    Brown has repeatedly criticized the state’s current system for supporting school construction as overly complex and cumbersome.

    His office convened a meeting of school officials last fall with the intent of proposing some sweeping changes to the School Facilities Program, which uses voter-approved bonds to provide matching funds to districts for a variety of facility needs – from new construction and modernization to seismic upgrades and energy efficient installations.

    But funds in the program are nearly depleted and Brown has blocked recent efforts to place a new statewide bond measure before voters, arguing that the system contributes to the state’s wall of debt and saying there are other options to consider.

    Among the alternatives offered by the governor’s administration are increasing the borrowing caps on schools based on community property assessments; charging home developers for a portion of the costs by establishing a single statewide fee; and providing districts with more flexibility in their use of currently-restricted maintenance money.

    Brown’s Department of Finance also argues that under the new education finance system – the Local Control Funding Formula – school districts are free to prioritize what they spend their money on and could put some of this cash toward facilities.

    Members of the education committee agreed that there are some changes that could be made to both streamline and equalize the existing system, but completely abandoning what has been a successful program, they say, is the wrong approach – and expecting schools to use LCFF funds for school construction is unrealistic.

    With over 1,000 districts and more than 10,000 schools – many of which are 50 or more years old – maintenance and upkeep alone would require somewhere in the neighborhood of $7 billion if fully funded each year, according to facilities expert Jeffrey Vincent of Berkeley’s Center for Cities and Schools, who testified before the committee Wednesday.

    “I don’t think we as a state have fully committed to the cost of ownership of these public buildings,” Vincent told committee members. “We have to spend money on our facilities. It’s not an option not to or we run enormous risks of health and safety.”

    Two state legislators have introduced separate bills this session that would place statewide facilities bond measures on the 2016 ballot. A proposal last year sailed through the Assembly with broad bi-partisan support and likely would’ve passed the Senate if not for Brown’s opposition.

    Members of his finance team said Wednesday that the governor is open to suggestions coming out of the Legislature unless they add to the $2.5 billion annual debt service the state already pays for prior facilities bond costs.

    “There are a lot of folks that are just tapped out, we get that. This is the conundrum we’re facing,” said Brown spokesman Thomas Todd. “But Prop. 98 resources in the form of LCFF have to be considered ultimately in whatever level of state funding we decide is necessary.

    “However, when it comes to [funding from the state’s General Fund],” he said, “there’s really not a lot of room there right now but we are absolutely willing to engage in a dialogue with all of you to explore options to fund something that would be sort of a pay-as-you-go program.”
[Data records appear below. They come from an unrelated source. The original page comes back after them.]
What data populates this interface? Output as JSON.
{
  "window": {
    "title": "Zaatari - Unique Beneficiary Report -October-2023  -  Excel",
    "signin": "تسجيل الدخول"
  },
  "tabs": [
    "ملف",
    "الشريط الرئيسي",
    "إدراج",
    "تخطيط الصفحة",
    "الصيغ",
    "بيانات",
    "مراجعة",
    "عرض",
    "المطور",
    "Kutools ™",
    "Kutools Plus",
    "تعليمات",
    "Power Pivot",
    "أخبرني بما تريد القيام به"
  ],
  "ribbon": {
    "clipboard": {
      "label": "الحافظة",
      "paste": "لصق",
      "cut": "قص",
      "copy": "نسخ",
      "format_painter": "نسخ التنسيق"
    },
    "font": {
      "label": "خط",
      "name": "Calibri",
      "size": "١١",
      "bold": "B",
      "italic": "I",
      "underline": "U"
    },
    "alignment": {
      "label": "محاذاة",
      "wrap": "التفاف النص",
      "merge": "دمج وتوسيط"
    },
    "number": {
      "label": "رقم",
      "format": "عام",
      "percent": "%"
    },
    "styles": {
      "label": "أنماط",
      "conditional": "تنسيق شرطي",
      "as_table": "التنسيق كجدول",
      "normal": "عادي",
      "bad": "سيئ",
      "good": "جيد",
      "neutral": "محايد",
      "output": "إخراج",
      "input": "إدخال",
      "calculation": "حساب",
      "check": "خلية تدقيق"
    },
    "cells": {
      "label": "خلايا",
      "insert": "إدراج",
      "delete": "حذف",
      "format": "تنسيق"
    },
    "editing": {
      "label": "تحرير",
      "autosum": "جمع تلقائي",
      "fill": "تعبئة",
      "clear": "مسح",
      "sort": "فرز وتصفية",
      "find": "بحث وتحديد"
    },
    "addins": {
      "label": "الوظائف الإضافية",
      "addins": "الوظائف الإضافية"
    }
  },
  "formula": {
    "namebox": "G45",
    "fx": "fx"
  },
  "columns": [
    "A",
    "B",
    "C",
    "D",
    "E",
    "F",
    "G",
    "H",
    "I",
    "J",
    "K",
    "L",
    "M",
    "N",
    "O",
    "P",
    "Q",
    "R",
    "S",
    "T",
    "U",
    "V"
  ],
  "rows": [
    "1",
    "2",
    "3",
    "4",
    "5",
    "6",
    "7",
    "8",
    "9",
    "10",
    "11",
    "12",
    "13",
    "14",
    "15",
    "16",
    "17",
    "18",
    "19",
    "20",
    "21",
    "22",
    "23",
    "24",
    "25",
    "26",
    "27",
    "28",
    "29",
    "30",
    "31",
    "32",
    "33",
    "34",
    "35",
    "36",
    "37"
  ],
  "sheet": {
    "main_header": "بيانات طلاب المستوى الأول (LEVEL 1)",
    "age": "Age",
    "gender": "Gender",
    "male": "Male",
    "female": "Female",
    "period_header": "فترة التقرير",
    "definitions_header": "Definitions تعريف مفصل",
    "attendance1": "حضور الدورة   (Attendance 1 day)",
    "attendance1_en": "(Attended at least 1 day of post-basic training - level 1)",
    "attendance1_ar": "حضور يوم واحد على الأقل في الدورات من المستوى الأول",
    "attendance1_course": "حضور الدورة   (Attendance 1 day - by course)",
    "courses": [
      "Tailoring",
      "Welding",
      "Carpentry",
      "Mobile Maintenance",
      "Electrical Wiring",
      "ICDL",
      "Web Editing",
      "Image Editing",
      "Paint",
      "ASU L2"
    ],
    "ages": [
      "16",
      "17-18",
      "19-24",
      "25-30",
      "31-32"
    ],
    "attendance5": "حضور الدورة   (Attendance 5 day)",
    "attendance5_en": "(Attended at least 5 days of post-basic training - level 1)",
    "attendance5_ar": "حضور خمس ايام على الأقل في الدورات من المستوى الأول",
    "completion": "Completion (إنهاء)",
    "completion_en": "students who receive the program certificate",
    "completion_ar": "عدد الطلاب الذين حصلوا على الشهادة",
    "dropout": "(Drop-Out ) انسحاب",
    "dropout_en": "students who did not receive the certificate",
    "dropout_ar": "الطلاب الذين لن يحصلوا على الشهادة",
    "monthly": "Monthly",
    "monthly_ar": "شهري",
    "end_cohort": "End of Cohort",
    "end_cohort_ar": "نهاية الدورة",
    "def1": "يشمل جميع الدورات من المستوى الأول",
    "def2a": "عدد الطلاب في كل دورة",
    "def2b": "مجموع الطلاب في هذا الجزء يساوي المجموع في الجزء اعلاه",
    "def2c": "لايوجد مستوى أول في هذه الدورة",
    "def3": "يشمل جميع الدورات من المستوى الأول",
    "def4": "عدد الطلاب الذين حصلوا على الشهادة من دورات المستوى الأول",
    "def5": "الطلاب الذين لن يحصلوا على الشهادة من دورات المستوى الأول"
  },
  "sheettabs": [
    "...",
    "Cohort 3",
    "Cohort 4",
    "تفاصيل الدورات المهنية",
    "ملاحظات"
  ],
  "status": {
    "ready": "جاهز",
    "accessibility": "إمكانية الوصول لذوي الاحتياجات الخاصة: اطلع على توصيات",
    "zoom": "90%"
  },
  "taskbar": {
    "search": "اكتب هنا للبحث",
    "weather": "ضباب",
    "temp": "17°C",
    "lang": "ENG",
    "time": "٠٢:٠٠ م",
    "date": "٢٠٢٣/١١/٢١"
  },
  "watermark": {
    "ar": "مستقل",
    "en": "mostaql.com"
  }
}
    Panel members countered that without a new revenue source, school districts are not in a position to use their own General Fund monies to pay for school construction.

    “You’re dumping a lot on LCFF and yet you haven’t taken anything off the LCFF, said Assemblywoman Shirley Weber, D-San Diego. “The only thing we’ve done with the Local Control Funding Formula is taken what probably would’ve come anyway in terms of the same money and just took away the categoricals, put it all in one pot and said do the same stuff you’ve done before.”

    Todd noted that the administration does not plan to introduce a policy proposal through legislation but rather is leaving it up to state law makers to come up with a plan based on his suggestions.



    smf 2cents In my two days in the Capital+Capitol last week I spoke-to and heard-from a lot o’ folks: Politicos and Staff and Pundits and CDE types and tassel-loafered-lobbyists and parent advocates and union bigwigs of both the Democrat+Republican persuasion. Only those who work for the governor’s office expressed favor for his plan – and even then the enthusiasm was lacking.